Ear Mites & Fur Mites

Ear Mites & Fur Mites in English Angora Rabbits

Always consult a Veterinarian for medical questions about your bunny!

Rabbits can get fur and ear mites, (Cheyletiella mites), very easily.

This is the most common mite that will infect rabbits.

Stray animals and wild animals carry them and pass through yards on a daily basis. One minute your bunny could be mite free hopping around grazing on grass in your back yard and then all of a sudden one day you notice a nasty crusty and flaky debris on the inside of your bunnies ear. Or you notice something that looks like dandruff (fur mites are often referred to as “walking dandruff”) on the back of your bunnies neck or back. These are the first signs of mites.

What are the effects of these mites in rabbits?

The mites eat the top layer of skin (keratin) by secreting an enzyme that dissolves a tiny portion of the skin and will cause the itching and flakes you can see with the naked eye. If left untreated, it can make the rabbit weak and compromise their immune system. It is a very simple parasite to treat and kill. This type of mite cannot live out its full life cycle (3 weeks) on a human. Make no mistake though, they can and will bite you! It is best to change clothing and shower immediately after grooming a rabbit with mites!

The Best Treatment for Ear and Fur Mites in Rabbits

There is no need for an uncontrollable mite infestation in a rabbitry.

We give an injectable dose of Ivermectin (cattle wormer that can be easily overdosed so please do your research before using) in the nape of the neck and follow up one week later with a second injection as a precaution. I have read that you can give this injection five days to three weeks later. We have never had a bad infestation that has taken over our rabbitry but our prevention treatments help keep this under control.

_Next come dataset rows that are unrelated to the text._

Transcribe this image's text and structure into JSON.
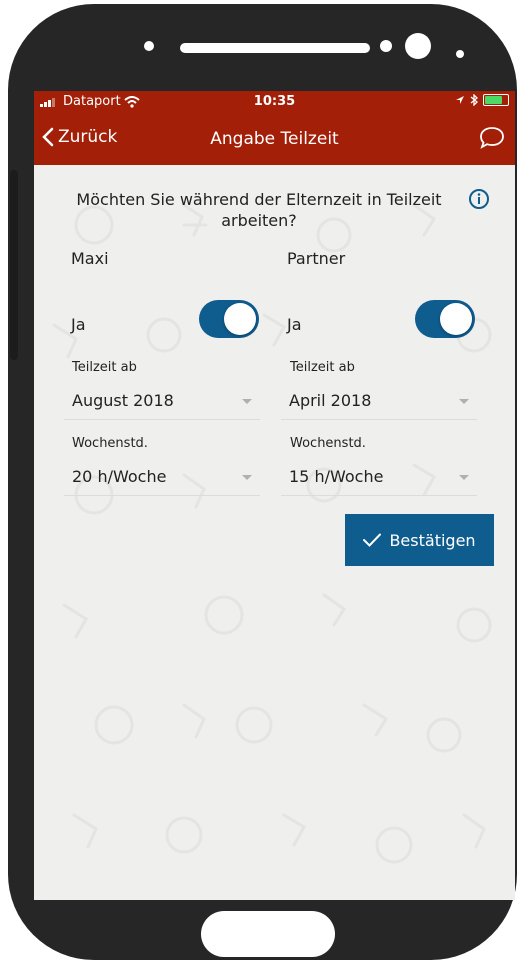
{
  "status_bar": {
    "carrier": "Dataport",
    "time": "10:35"
  },
  "nav": {
    "back_label": "Zurück",
    "title": "Angabe Teilzeit"
  },
  "question": "Möchten Sie während der Elternzeit in Teilzeit arbeiten?",
  "columns": [
    {
      "name": "Maxi",
      "toggle_label": "Ja",
      "toggle_on": true,
      "start_label": "Teilzeit ab",
      "start_value": "August 2018",
      "hours_label": "Wochenstd.",
      "hours_value": "20 h/Woche"
    },
    {
      "name": "Partner",
      "toggle_label": "Ja",
      "toggle_on": true,
      "start_label": "Teilzeit ab",
      "start_value": "April 2018",
      "hours_label": "Wochenstd.",
      "hours_value": "15 h/Woche"
    }
  ],
  "confirm_label": "Bestätigen",
  "colors": {
    "header": "#a31f08",
    "accent": "#0f5c8f",
    "background": "#efefee"
  },
  "icons": [
    "signal-icon",
    "wifi-icon",
    "location-icon",
    "bluetooth-icon",
    "battery-icon",
    "back-chevron-icon",
    "chat-icon",
    "info-icon",
    "check-icon"
  ]
}
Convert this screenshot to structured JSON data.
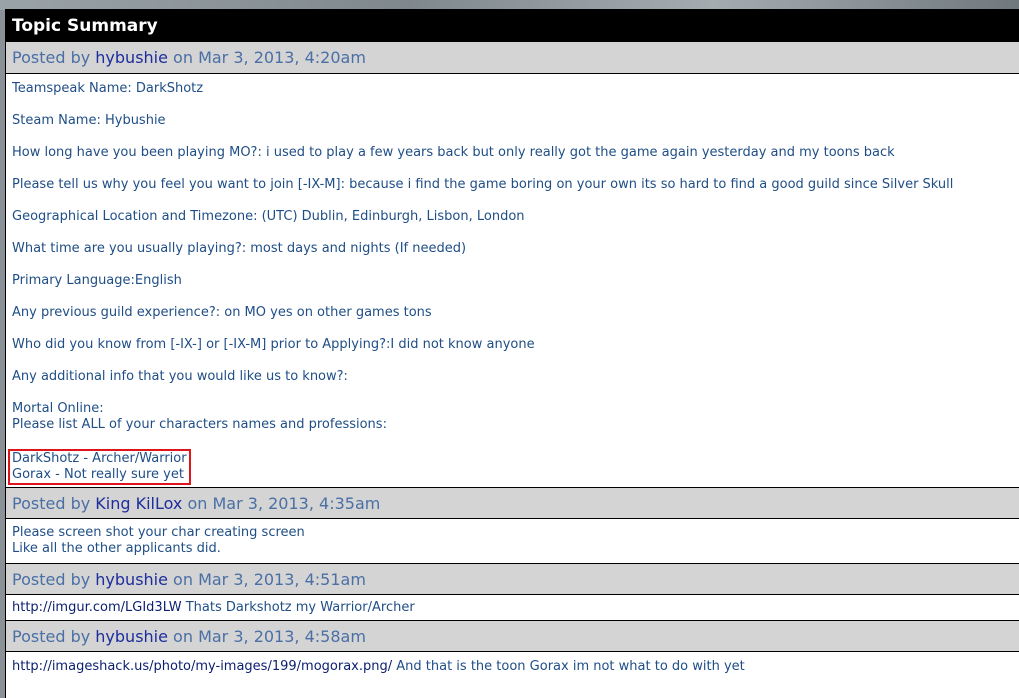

You can also use Revolution for cats because it kills fleas and mites. Revolution is a prescription drug and needs to be obtained through your veterinarian. We had to go this route once after boarding our rabbits with an unclean rabbitry years ago in Florida where fleas are plentiful. Please note, never use Frontline products on any rabbit as it can be fatal. Over the counter Advantage for kittens also works for fleas. Always consult your veterinarian about any medication and treatment for your animals.


Here are some photos of ear mites on our wool rabbits.

Other photos are of a New Zealand rabbit that seemed fine one day and the next, looked like this! The most wonderful news about mites, no matter which it is (fur mites or ear mites), treatment is simple and quick. One injection cleared these ears up within one week.


Please note that Ivermectin is great for worming, fur mites, and ear mites. However, please use caution as it can be fatal if overdosed. In dogs, I have personally witnessed blindness for 24 hours when overdosed.

When dosing out ivermectin, use a 1 cc syringe rather than a 3 cc syringe. It can be applied topically, injected or given orally (same does). We give .02 cc on our adults/seniors and .015 cc to juniors over 6 weeks of age.

I have read in multiple places by newer breeders that ivermectin can be used to treat fleas but this is NOT true. I even had this discussion with a veterinarian who also raises rabbits that I transported for. She too thought ivermectin was useful for fleas. When I told her that Revolution worked but not ivermectin, she looked at the ingredients and agreed that this is true. Please, if you have an outbreak of fleas, DO NOT treat with Ivermectin. Your rabbits will be extremely uncomfortable and you will think the fleas are gone. Fleas will need to be treated on the actual rabbits, bedding if any, cage space and ground coverings in the area of the rabbit hutches. Fleas are a host for tapeworm so you also will need to treat for tapeworm which is another type of wormer. This is one you will need to consult the vet on!

We share our experience but always recommend that you consult with your veterinarian for all medical advice and care for your English Angora rabbits and bunnies. We only document how we treat our problems in our own Rabbitry and are NOT veterinarians.